Unusual small but gorgeous mosques

The most famous Ottoman Sultan is Suleiman the Magnificent whose vision influenced architecture and art for centuries.  His key architect was Sinan who during his 60-year career built almost 100 structures for Suleiman, such as Sulimanye Mosque, Sulieman’s Tomb and the tomb of Hurrem, Suleiman’s #1 wife. She supposedly was the model for Scheherazade in the Tale of Arabian Nights.
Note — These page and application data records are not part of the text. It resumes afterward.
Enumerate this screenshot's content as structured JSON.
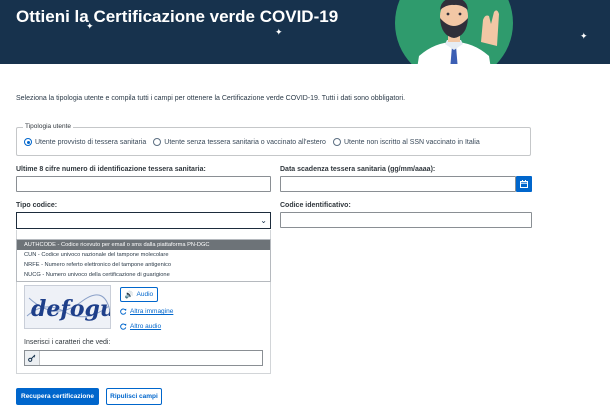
{
  "header": {
    "title": "Ottieni la Certificazione verde COVID-19"
  },
  "intro": "Seleziona la tipologia utente e compila tutti i campi per ottenere la Certificazione verde COVID-19. Tutti i dati sono obbligatori.",
  "user_type": {
    "legend": "Tipologia utente",
    "options": [
      "Utente provvisto di tessera sanitaria",
      "Utente senza tessera sanitaria o vaccinato all'estero",
      "Utente non iscritto al SSN vaccinato in Italia"
    ],
    "selected_index": 0
  },
  "fields": {
    "card_number_label": "Ultime 8 cifre numero di identificazione tessera sanitaria:",
    "card_expiry_label": "Data scadenza tessera sanitaria (gg/mm/aaaa):",
    "code_type_label": "Tipo codice:",
    "identifier_label": "Codice identificativo:"
  },
  "code_type_options": [
    "AUTHCODE - Codice ricevuto per email o sms dalla piattaforma PN-DGC",
    "CUN - Codice univoco nazionale del tampone molecolare",
    "NRFE - Numero referto elettronico del tampone antigenico",
    "NUCG - Numero univoco della certificazione di guarigione"
  ],
  "captcha": {
    "text": "defogure",
    "audio_label": "Audio",
    "other_image_label": "Altra immagine",
    "other_audio_label": "Altro audio",
    "input_label": "Inserisci i caratteri che vedi:"
  },
  "buttons": {
    "submit": "Recupera certificazione",
    "reset": "Ripulisci campi"
  },
  "colors": {
    "header_bg": "#17324d",
    "primary": "#0066cc",
    "avatar_bg": "#2f9b6d"
  }
}
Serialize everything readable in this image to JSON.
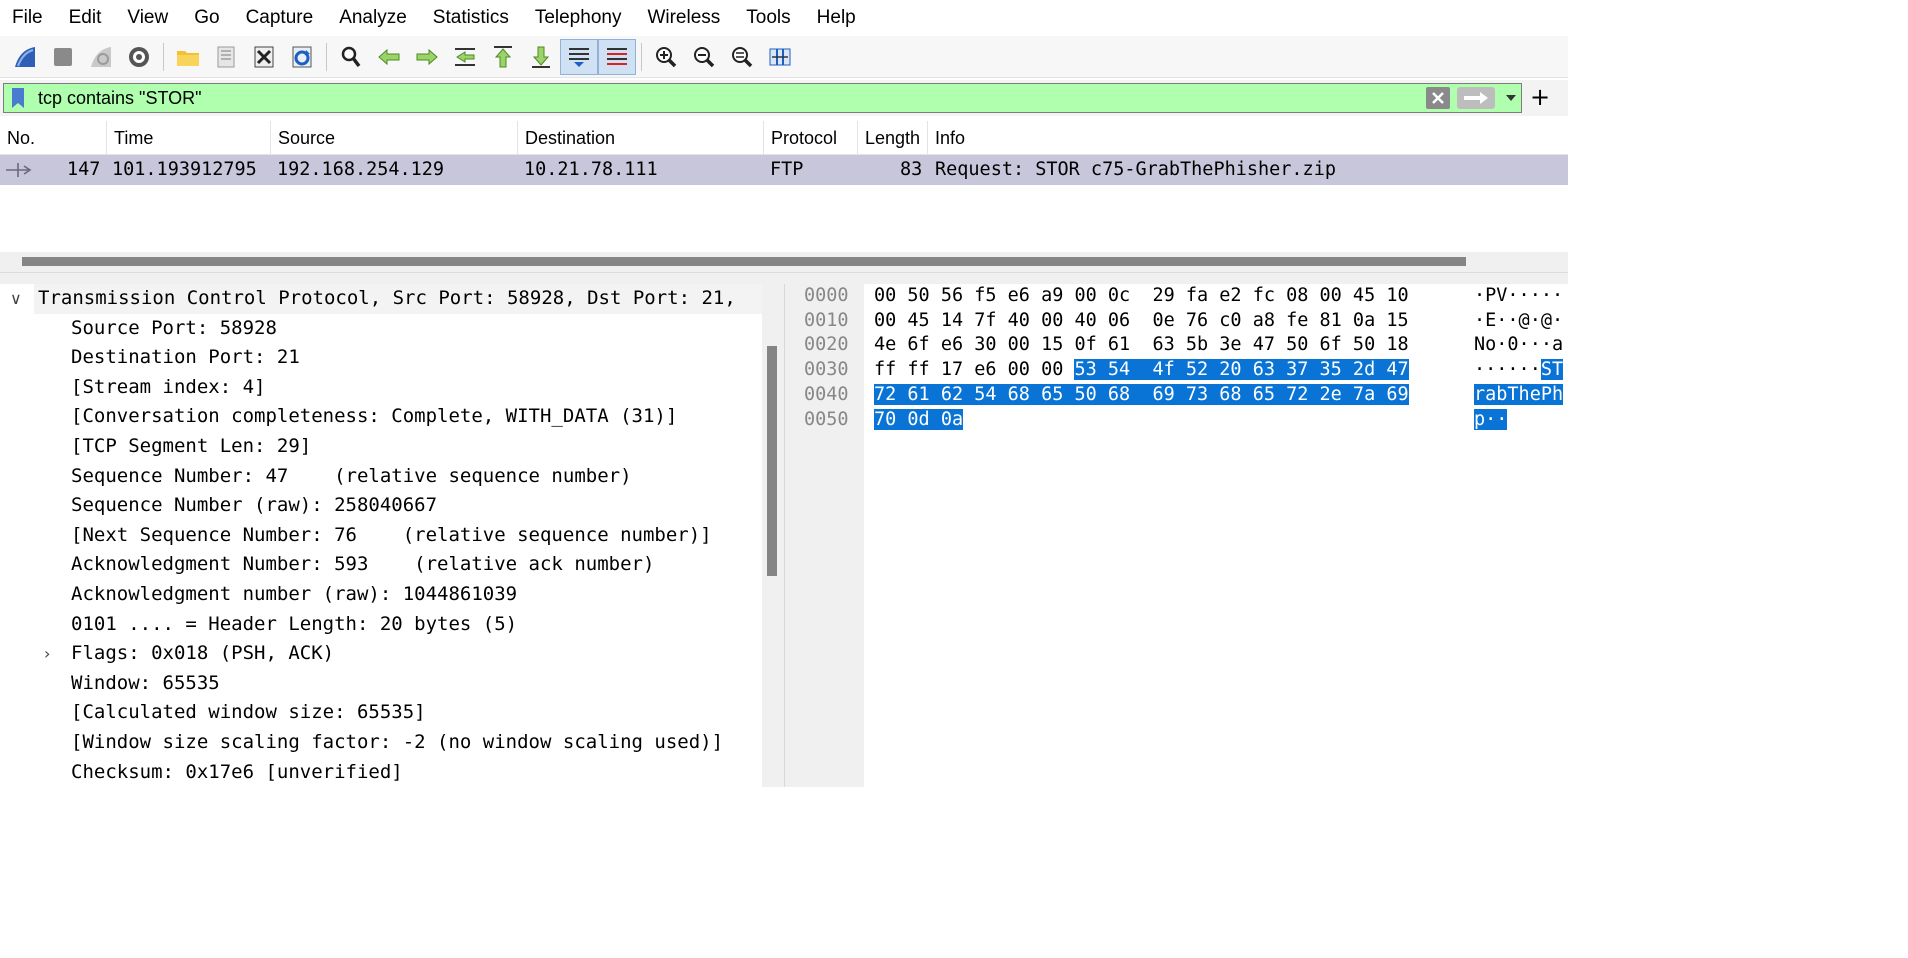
{
  "menu": [
    "File",
    "Edit",
    "View",
    "Go",
    "Capture",
    "Analyze",
    "Statistics",
    "Telephony",
    "Wireless",
    "Tools",
    "Help"
  ],
  "toolbar_icons": [
    "start-capture-icon",
    "stop-capture-icon",
    "restart-capture-icon",
    "capture-options-icon",
    "open-file-icon",
    "save-file-icon",
    "close-file-icon",
    "reload-file-icon",
    "find-packet-icon",
    "go-back-icon",
    "go-forward-icon",
    "go-to-packet-icon",
    "first-packet-icon",
    "last-packet-icon",
    "autoscroll-icon",
    "colorize-icon",
    "zoom-in-icon",
    "zoom-out-icon",
    "normal-size-icon",
    "resize-columns-icon"
  ],
  "filter": {
    "value": "tcp contains \"STOR\"",
    "color": "#afffaf"
  },
  "packet_list": {
    "columns": [
      "No.",
      "Time",
      "Source",
      "Destination",
      "Protocol",
      "Length",
      "Info"
    ],
    "rows": [
      {
        "no": "147",
        "time": "101.193912795",
        "source": "192.168.254.129",
        "destination": "10.21.78.111",
        "protocol": "FTP",
        "length": "83",
        "info": "Request: STOR c75-GrabThePhisher.zip"
      }
    ]
  },
  "details": {
    "top": "Transmission Control Protocol, Src Port: 58928, Dst Port: 21,",
    "lines": [
      "Source Port: 58928",
      "Destination Port: 21",
      "[Stream index: 4]",
      "[Conversation completeness: Complete, WITH_DATA (31)]",
      "[TCP Segment Len: 29]",
      "Sequence Number: 47    (relative sequence number)",
      "Sequence Number (raw): 258040667",
      "[Next Sequence Number: 76    (relative sequence number)]",
      "Acknowledgment Number: 593    (relative ack number)",
      "Acknowledgment number (raw): 1044861039",
      "0101 .... = Header Length: 20 bytes (5)",
      "Flags: 0x018 (PSH, ACK)",
      "Window: 65535",
      "[Calculated window size: 65535]",
      "[Window size scaling factor: -2 (no window scaling used)]",
      "Checksum: 0x17e6 [unverified]"
    ]
  },
  "bytes": {
    "offsets": [
      "0000",
      "0010",
      "0020",
      "0030",
      "0040",
      "0050"
    ],
    "hex": {
      "r0": "00 50 56 f5 e6 a9 00 0c  29 fa e2 fc 08 00 45 10",
      "r1": "00 45 14 7f 40 00 40 06  0e 76 c0 a8 fe 81 0a 15",
      "r2": "4e 6f e6 30 00 15 0f 61  63 5b 3e 47 50 6f 50 18",
      "r3_plain": "ff ff 17 e6 00 00 ",
      "r3_hl": "53 54  4f 52 20 63 37 35 2d 47",
      "r4_hl": "72 61 62 54 68 65 50 68  69 73 68 65 72 2e 7a 69",
      "r5_hl": "70 0d 0a"
    },
    "ascii": {
      "r0": "·PV·····",
      "r1": "·E··@·@·",
      "r2": "No·0···a",
      "r3_plain": "······",
      "r3_hl": "ST",
      "r4_hl": "rabThePh",
      "r5_hl": "p··"
    },
    "highlight_color": "#0a74d6"
  }
}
Wendy’s favorite mosque was the Rustem Pasha, built for a Grand Vizier and his wife who was the sultan’s daughter.  It is small but the inside walls are decorated with the most amazing blue-patterned Iznik tiles.  When they first arrived, Rick and Wendy were two of less than ten people, all sitting quietly enjoying the peace and harmony.  Within 15 minutes a large group arrived, which quickly dissipated these feelings so they left to walk back up the hill to the Armada hotel. But those 15 minutes of hushed peace in the beautifully tiled mosque remained with Wendy for many days, whenever she closed her eyes.